Here are some of the “skills” in civics that students demonstrate at different levels — basic, proficient and advanced — as measured by the National Assessment for Educational Progress.

NAEP released new scores on the 2010 civics exam given to nationally representative groups of students in 4th, 8th and 12th grades on Wednesday, with little progress shown in the four years since the last civics exam was given.

Following are skills and some sample questions:

Basic — students have achieved partial mastery of the knowledge and skills fundamental for proficient work at each grade.

*Grade 4: Recognize taxes as the main source of government funding

*Grade 8: Identify a right protected by the First Amendment

*Grade 12: Interpret a political cartoon 

Proficient — students have demonstrated competency over challenging subject matter and achieved “solid academic performance to which all students at each grade assessed should aspire.”

*Grade 4: Identify a purpose of the U.S. Constitution

*Grade 8: Recognize a role performed by the Supreme Court

*Grade 12: Define the term “melting pot” and argue if it applies to the U.S. 

Advanced— students have demonstrated superior performance:

*Grade 4: Explain two ways countries can deal with shared problems

*Grade 8: Name two actions citizens can take to encourage Congress to pass a law

*Grade 12: Compare the citizenship requirements of the U.S. to other countries





Grade 4

1. What is one of the basic purposes of government in the United States?

A. To protect the rights of individuals

B. To have fire drills in public buildings

C. To elect a new President every four years

D. To keep criminals in federal prisons


2. Who decides whether a law follows the Constitution or not?

A. The secretary of state

B. The Supreme Court

C. The governor of a state

D. Individual citizens



Grade 8

3. What do all constitutional governments have?

A. Legal limits on political power

B. A President as the head of government

C. A bill of rights

D. Separation of church and state


4. Which of the following most limits the ability of the United Nations to stop wars between different countries?

A) The United Nations does not usually have the authority to enforce its decisions.

B) Member countries have to communicate with each other in too many different languages.

C) Too many large countries belong to the United Nations.

D) Too few democratic countries belong to the United Nations.



Grade 12

5. In recent years, a United States President and a Japanese Prime Minister would most likely have argued over which issue?

A. Japan’s wish to enter the North Atlantic Treaty Organization

B. Japan’s development of nuclear weapons

C. America’s desire to have greater access to Japanese markets

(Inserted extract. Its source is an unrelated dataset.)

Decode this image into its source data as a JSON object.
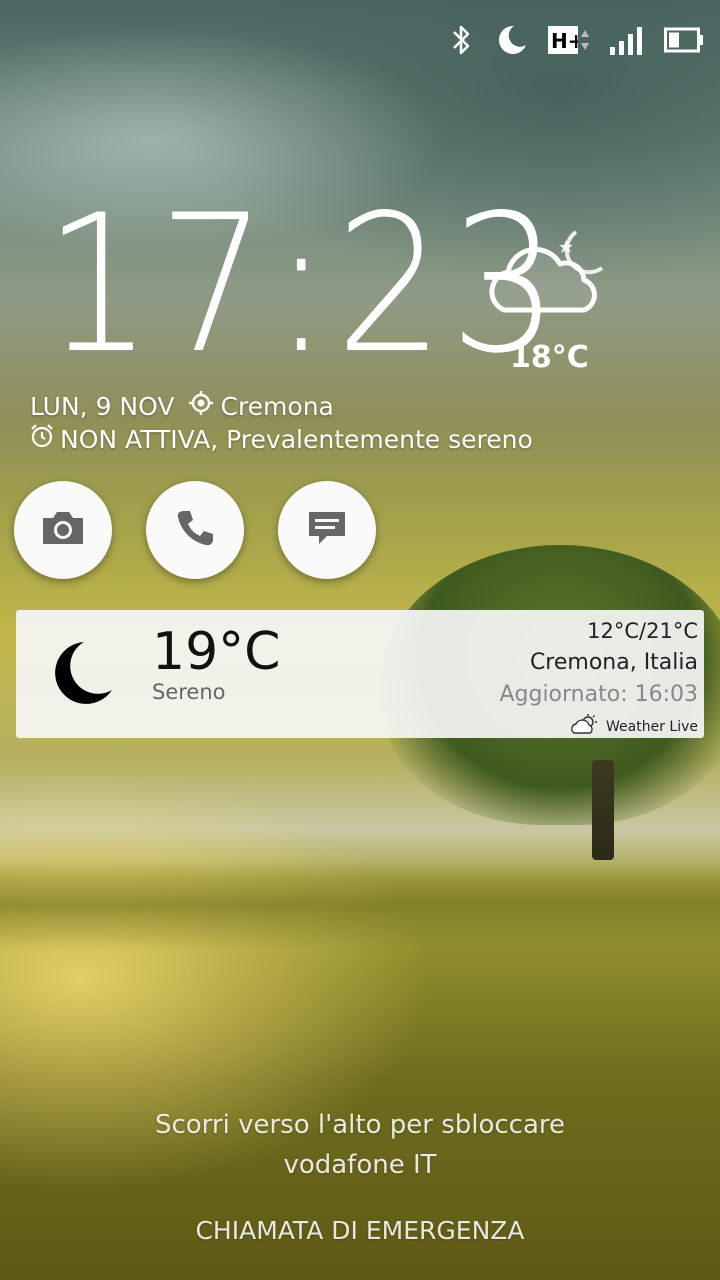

D. America’s discrimination toward Japanese nationals


6. Federalism: A way of organizing a nation so that two or more levels of government have authority over the same land and people.

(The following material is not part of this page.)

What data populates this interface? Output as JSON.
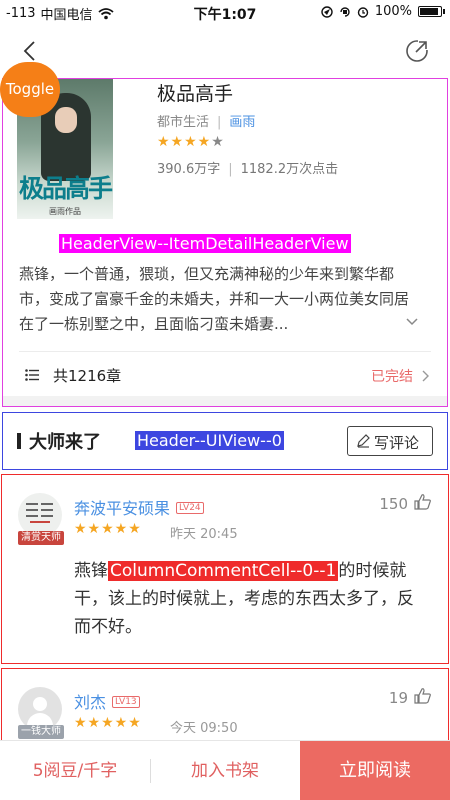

Which fact about American government reflects the above definition of federalism?

A. Power is divided among legislative, executive, and judicial branches.

B. Private organizations in the United States do much of the work that is performed by local governments in other countries.

C. Citizens in the United States are subject to both state and federal laws.

D. Citizens in the United States have a right to protection from intrusion into their private affairs.


Answers: 1-a; 2-b; 3-a; 4-a; 5-c; 6-c